What brought you to INRS? What do you remember about your experience?
I came to INRS attracted by the PhD project in experimental volcanology proposed by my director, Pierre-Simon Ross. Volcanology being one of my great passions, the project corresponded perfectly to my interests and aspirations. Working on this project and living in Quebec City was an incredible, sometimes challenging, yet rewarding and educational experience. During my five years in Quebec, I had the opportunity to work and visit different countries such as the United States, Germany and Italy. I made important new friends and enjoyed life in Quebec and its traditions. The snowy Christmases were magical and discovering the natural environment of its four seasons was a unique experience.
Can you describe the challenge and impact of the research presented in your PhD thesis?
This PhD project is concerned with the study of volcanic fragments of 2 mm or less (called ash), generated by explosive volcanic eruptions (the most dangerous to society). The analysis and interpretation of this ash produced by the fragmentation of magma is one of the main methods of investigating past volcanic eruptions to predict and limit the impact of future events.
However, historically, highly variable methodologies have been used by different researchers, which makes comparison between studies and data very difficult.
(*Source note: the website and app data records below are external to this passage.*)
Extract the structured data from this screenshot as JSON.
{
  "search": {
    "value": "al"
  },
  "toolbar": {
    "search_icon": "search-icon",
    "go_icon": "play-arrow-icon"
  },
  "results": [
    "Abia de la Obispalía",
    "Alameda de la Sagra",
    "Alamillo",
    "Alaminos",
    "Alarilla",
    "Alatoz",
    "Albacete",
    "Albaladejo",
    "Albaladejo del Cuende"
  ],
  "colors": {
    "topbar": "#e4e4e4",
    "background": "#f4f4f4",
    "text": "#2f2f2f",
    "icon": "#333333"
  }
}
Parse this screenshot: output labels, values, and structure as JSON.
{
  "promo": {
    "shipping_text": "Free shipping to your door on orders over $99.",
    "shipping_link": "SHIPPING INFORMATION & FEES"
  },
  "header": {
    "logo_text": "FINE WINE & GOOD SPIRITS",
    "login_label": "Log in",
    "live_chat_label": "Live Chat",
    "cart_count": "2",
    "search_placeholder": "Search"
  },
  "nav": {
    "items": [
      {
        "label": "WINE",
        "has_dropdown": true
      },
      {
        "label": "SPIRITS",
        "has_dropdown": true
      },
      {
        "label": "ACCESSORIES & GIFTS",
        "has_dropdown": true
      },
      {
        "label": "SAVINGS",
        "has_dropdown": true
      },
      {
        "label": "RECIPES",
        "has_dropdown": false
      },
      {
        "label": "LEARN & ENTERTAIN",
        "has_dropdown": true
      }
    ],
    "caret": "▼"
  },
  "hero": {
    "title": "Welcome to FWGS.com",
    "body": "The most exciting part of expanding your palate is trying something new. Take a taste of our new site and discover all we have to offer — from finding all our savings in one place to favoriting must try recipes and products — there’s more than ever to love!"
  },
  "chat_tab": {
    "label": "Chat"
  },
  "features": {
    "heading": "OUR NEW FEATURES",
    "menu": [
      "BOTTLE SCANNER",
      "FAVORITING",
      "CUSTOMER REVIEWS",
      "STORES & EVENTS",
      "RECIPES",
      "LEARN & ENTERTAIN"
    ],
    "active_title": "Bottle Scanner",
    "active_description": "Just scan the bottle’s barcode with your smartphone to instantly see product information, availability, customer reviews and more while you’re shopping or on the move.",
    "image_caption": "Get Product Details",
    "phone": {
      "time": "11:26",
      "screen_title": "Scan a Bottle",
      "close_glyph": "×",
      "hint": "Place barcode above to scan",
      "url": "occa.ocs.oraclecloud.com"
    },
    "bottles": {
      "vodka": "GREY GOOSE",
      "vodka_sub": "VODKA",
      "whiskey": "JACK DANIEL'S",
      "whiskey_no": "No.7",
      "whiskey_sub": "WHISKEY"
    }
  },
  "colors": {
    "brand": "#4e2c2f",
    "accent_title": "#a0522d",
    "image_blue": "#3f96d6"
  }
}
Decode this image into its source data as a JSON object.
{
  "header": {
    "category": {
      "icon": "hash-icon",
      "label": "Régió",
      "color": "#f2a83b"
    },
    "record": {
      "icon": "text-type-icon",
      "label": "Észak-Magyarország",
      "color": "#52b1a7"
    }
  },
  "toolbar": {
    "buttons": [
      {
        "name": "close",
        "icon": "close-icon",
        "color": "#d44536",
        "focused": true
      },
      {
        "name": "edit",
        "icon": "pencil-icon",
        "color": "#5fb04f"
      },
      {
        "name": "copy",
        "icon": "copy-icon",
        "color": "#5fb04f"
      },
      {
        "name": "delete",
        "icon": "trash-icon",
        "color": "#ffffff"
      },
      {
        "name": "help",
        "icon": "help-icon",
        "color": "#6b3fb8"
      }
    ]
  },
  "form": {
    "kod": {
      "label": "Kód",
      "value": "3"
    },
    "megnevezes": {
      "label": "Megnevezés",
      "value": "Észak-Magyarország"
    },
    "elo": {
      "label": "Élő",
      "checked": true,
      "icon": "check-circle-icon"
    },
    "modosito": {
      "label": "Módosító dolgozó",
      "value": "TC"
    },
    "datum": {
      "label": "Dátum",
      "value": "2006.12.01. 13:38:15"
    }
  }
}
In this respect, the main challenge of this PhD project was to develop the first standard, comprehensive and affordable methodology that could be used by as many researchers as possible, thus reducing economic and technological disparities. This methodology has just been published (January 2022) in the Bulletin of Volcanology, one of the best journals in the field. The large-scale use of this methodology will allow comparable data to be obtained, thus improving knowledge of volcanic phenomena. The other major challenge has been to relate the characteristics of the volcanic fragments to the processes of magma fragmentation in lava fountains. As these processes cannot normally be observed, we reproduced magma fragmentation in the laboratory. The difficulty was to study a material as complex as molten rock at temperatures of 1200 degrees Celsius. Thanks to the direct observation of magmatic fragmentation by high-speed cameras, the dynamics of this eruptive style can be better understood, with a positive impact on the mitigation of natural hazards related to this type of activity. The results of this research will be published in the Journal of Volcanology and Geothermal Research and the Bulletin of Volcanology.
What does it mean to you to win this award?
Winning this award is a great satisfaction and a real honour, as it rewards all the efforts and sacrifices made during the PhD, confirming the relevance and quality of the work.
What's the next chapter for you now that you've graduated?
The next step in my career will see me return to Québec City for a postdoctoral fellowship to continue the work I started as a PhD student. In the long term, my goal is to be part of a volcanic observatory, studying an active volcano to anticipate and limit the impact of a future volcanic eruption.